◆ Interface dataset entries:
──────

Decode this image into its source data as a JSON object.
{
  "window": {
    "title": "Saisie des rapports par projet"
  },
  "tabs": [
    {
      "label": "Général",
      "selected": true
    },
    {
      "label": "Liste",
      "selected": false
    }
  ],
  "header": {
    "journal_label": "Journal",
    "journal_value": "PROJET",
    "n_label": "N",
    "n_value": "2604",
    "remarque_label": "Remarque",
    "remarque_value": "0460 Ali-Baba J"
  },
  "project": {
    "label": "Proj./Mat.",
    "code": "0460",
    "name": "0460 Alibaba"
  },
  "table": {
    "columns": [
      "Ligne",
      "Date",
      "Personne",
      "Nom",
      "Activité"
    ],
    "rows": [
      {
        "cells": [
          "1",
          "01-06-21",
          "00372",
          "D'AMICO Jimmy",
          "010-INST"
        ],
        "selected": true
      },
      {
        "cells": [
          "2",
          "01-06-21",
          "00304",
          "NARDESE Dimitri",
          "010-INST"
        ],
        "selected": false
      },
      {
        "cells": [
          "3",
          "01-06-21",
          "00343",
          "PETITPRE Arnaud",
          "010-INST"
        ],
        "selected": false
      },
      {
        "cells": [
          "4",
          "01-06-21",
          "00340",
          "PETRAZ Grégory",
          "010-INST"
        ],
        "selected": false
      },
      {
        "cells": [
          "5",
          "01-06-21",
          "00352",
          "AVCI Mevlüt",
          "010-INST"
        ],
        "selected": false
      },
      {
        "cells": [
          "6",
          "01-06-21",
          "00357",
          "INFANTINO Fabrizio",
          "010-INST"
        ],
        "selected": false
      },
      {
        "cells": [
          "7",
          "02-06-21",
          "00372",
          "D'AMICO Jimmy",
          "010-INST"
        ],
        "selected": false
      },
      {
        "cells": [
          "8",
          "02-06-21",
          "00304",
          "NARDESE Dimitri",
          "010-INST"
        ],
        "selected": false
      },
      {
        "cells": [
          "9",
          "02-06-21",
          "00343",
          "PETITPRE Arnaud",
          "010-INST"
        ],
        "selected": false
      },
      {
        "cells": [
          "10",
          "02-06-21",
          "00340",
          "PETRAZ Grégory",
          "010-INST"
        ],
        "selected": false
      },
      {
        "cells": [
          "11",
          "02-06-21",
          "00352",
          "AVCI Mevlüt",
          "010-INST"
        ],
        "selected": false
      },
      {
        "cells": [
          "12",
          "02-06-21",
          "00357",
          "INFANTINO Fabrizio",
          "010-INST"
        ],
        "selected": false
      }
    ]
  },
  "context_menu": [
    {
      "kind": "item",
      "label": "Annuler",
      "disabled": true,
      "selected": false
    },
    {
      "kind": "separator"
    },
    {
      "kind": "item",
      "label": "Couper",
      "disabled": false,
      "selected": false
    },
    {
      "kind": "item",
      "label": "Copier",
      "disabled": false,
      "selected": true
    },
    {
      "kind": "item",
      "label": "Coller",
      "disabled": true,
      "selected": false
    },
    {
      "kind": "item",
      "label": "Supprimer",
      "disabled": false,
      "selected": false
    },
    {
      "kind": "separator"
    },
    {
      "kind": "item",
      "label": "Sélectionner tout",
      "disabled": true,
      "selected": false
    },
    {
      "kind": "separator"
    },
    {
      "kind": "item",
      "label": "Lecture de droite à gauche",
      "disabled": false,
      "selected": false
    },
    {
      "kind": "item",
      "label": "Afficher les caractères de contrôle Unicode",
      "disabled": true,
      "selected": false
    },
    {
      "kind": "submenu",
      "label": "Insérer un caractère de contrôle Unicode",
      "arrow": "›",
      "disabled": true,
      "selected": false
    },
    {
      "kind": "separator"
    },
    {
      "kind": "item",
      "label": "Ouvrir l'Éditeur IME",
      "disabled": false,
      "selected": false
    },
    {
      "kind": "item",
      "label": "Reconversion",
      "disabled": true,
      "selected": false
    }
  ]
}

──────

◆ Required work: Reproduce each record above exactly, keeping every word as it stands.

◆ Response to the task:
Decode this image into its source data as a JSON object.
{
  "window": {
    "title": "Saisie des rapports par projet"
  },
  "tabs": [
    {
      "label": "Général",
      "selected": true
    },
    {
      "label": "Liste",
      "selected": false
    }
  ],
  "header": {
    "journal_label": "Journal",
    "journal_value": "PROJET",
    "n_label": "N",
    "n_value": "2604",
    "remarque_label": "Remarque",
    "remarque_value": "0460 Ali-Baba J"
  },
  "project": {
    "label": "Proj./Mat.",
    "code": "0460",
    "name": "0460 Alibaba"
  },
  "table": {
    "columns": [
      "Ligne",
      "Date",
      "Personne",
      "Nom",
      "Activité"
    ],
    "rows": [
      {
        "cells": [
          "1",
          "01-06-21",
          "00372",
          "D'AMICO Jimmy",
          "010-INST"
        ],
        "selected": true
      },
      {
        "cells": [
          "2",
          "01-06-21",
          "00304",
          "NARDESE Dimitri",
          "010-INST"
        ],
        "selected": false
      },
      {
        "cells": [
          "3",
          "01-06-21",
          "00343",
          "PETITPRE Arnaud",
          "010-INST"
        ],
        "selected": false
      },
      {
        "cells": [
          "4",
          "01-06-21",
          "00340",
          "PETRAZ Grégory",
          "010-INST"
        ],
        "selected": false
      },
      {
        "cells": [
          "5",
          "01-06-21",
          "00352",
          "AVCI Mevlüt",
          "010-INST"
        ],
        "selected": false
      },
      {
        "cells": [
          "6",
          "01-06-21",
          "00357",
          "INFANTINO Fabrizio",
          "010-INST"
        ],
        "selected": false
      },
      {
        "cells": [
          "7",
          "02-06-21",
          "00372",
          "D'AMICO Jimmy",
          "010-INST"
        ],
        "selected": false
      },
      {
        "cells": [
          "8",
          "02-06-21",
          "00304",
          "NARDESE Dimitri",
          "010-INST"
        ],
        "selected": false
      },
      {
        "cells": [
          "9",
          "02-06-21",
          "00343",
          "PETITPRE Arnaud",
          "010-INST"
        ],
        "selected": false
      },
      {
        "cells": [
          "10",
          "02-06-21",
          "00340",
          "PETRAZ Grégory",
          "010-INST"
        ],
        "selected": false
      },
      {
        "cells": [
          "11",
          "02-06-21",
          "00352",
          "AVCI Mevlüt",
          "010-INST"
        ],
        "selected": false
      },
      {
        "cells": [
          "12",
          "02-06-21",
          "00357",
          "INFANTINO Fabrizio",
          "010-INST"
        ],
        "selected": false
      }
    ]
  },
  "context_menu": [
    {
      "kind": "item",
      "label": "Annuler",
      "disabled": true,
      "selected": false
    },
    {
      "kind": "separator"
    },
    {
      "kind": "item",
      "label": "Couper",
      "disabled": false,
      "selected": false
    },
    {
      "kind": "item",
      "label": "Copier",
      "disabled": false,
      "selected": true
    },
    {
      "kind": "item",
      "label": "Coller",
      "disabled": true,
      "selected": false
    },
    {
      "kind": "item",
      "label": "Supprimer",
      "disabled": false,
      "selected": false
    },
    {
      "kind": "separator"
    },
    {
      "kind": "item",
      "label": "Sélectionner tout",
      "disabled": true,
      "selected": false
    },
    {
      "kind": "separator"
    },
    {
      "kind": "item",
      "label": "Lecture de droite à gauche",
      "disabled": false,
      "selected": false
    },
    {
      "kind": "item",
      "label": "Afficher les caractères de contrôle Unicode",
      "disabled": true,
      "selected": false
    },
    {
      "kind": "submenu",
      "label": "Insérer un caractère de contrôle Unicode",
      "arrow": "›",
      "disabled": true,
      "selected": false
    },
    {
      "kind": "separator"
    },
    {
      "kind": "item",
      "label": "Ouvrir l'Éditeur IME",
      "disabled": false,
      "selected": false
    },
    {
      "kind": "item",
      "label": "Reconversion",
      "disabled": true,
      "selected": false
    }
  ]
}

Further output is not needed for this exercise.